*** Exercise inputs

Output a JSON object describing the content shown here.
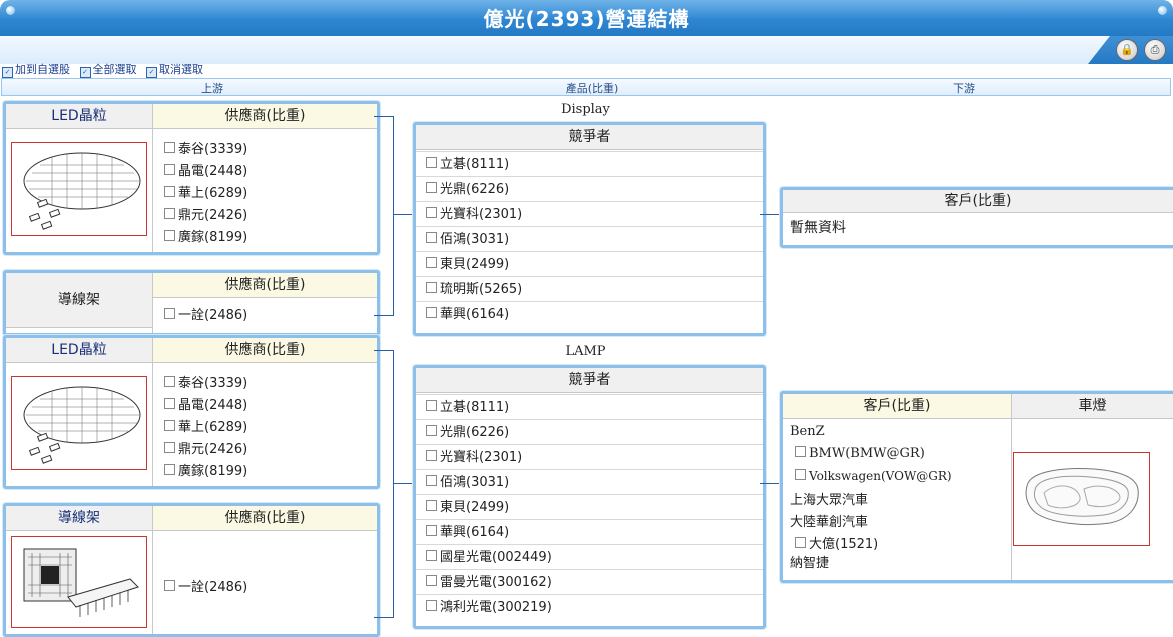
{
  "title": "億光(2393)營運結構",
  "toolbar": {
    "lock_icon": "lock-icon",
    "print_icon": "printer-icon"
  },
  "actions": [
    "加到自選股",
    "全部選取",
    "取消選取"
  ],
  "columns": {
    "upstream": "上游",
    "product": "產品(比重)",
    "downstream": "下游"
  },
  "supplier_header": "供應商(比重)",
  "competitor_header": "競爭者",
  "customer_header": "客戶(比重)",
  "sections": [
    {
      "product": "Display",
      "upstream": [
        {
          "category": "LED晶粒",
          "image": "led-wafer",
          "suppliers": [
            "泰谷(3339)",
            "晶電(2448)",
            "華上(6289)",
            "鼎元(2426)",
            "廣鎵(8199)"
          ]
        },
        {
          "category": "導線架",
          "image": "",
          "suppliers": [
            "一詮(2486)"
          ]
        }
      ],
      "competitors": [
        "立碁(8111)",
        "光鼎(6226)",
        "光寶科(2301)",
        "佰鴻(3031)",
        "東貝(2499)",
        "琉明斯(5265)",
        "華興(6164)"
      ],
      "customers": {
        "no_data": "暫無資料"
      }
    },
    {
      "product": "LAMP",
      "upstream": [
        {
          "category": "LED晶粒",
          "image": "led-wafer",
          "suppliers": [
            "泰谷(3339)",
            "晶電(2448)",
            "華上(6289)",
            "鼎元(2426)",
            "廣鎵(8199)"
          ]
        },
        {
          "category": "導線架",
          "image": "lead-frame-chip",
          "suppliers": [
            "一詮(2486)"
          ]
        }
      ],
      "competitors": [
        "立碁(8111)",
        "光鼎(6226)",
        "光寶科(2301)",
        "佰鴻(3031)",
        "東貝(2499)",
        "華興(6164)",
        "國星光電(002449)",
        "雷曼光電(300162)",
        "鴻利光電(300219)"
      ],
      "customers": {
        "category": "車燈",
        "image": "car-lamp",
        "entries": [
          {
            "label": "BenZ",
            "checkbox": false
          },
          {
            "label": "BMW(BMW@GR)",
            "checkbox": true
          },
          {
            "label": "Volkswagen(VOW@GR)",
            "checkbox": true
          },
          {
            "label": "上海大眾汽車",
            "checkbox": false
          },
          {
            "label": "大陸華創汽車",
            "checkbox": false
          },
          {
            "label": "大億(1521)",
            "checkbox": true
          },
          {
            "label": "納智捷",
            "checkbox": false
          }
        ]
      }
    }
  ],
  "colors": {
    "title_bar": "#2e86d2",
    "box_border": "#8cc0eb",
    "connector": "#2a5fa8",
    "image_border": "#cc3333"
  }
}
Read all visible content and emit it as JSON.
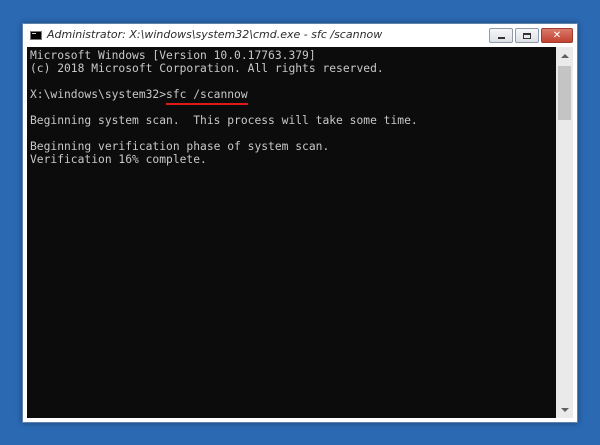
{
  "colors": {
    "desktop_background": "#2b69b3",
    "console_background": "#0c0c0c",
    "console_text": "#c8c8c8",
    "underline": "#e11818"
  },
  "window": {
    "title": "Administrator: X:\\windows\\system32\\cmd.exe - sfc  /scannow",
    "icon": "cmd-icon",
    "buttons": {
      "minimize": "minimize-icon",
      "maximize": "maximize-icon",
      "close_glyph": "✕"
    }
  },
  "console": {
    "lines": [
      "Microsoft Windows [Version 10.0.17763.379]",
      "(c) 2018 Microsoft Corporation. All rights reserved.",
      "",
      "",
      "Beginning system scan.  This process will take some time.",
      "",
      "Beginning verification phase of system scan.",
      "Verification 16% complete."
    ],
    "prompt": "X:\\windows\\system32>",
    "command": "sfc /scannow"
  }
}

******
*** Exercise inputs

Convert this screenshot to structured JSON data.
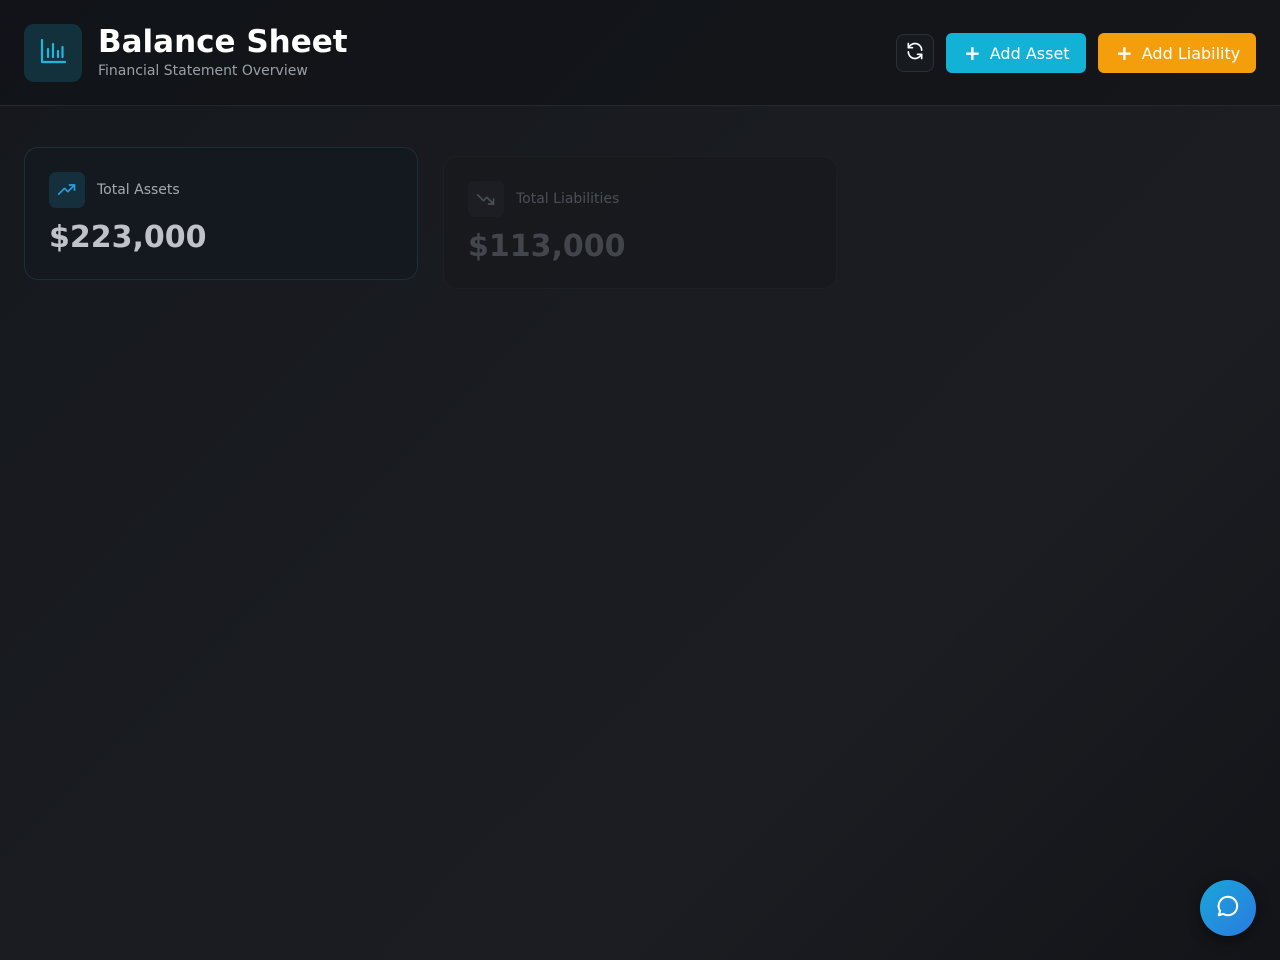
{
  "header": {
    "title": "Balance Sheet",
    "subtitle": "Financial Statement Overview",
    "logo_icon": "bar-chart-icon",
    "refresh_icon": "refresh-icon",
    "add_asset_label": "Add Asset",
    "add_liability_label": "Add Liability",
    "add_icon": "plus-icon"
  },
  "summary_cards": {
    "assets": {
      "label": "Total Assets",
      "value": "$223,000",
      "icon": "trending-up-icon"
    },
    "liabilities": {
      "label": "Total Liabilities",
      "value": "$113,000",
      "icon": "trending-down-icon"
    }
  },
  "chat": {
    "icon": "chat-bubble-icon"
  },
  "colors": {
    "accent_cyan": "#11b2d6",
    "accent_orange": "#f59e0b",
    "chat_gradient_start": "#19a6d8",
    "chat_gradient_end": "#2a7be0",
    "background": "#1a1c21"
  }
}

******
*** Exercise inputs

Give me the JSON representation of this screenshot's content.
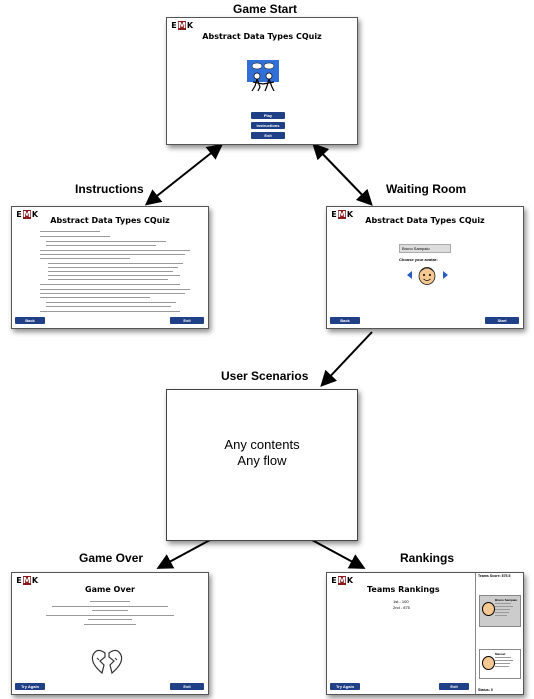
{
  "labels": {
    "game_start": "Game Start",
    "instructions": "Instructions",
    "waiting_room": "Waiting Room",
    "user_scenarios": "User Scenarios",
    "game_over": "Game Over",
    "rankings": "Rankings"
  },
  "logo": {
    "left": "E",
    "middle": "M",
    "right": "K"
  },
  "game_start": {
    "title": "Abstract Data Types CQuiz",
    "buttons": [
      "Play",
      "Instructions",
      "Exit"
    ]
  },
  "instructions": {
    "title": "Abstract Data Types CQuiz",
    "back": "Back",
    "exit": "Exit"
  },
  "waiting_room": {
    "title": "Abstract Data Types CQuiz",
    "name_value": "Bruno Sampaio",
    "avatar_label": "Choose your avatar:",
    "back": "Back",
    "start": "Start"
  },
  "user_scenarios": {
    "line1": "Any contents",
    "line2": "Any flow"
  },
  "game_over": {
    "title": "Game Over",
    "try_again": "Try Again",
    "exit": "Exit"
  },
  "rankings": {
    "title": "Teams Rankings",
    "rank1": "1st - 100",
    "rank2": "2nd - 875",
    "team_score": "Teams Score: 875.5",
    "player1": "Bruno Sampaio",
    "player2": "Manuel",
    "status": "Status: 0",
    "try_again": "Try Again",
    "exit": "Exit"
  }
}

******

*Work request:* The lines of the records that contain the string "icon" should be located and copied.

*Solution:*
    "lock_icon": "lock-icon",
    "print_icon": "printer-icon"
    "icon": "cmd-icon",
      "minimize": "minimize-icon",
      "maximize": "maximize-icon",
    "logo_icon": "bar-chart-icon",
    "refresh_icon": "refresh-icon",
    "add_icon": "plus-icon"
      "icon": "trending-up-icon"
      "icon": "trending-down-icon"
    "icon": "chat-bubble-icon"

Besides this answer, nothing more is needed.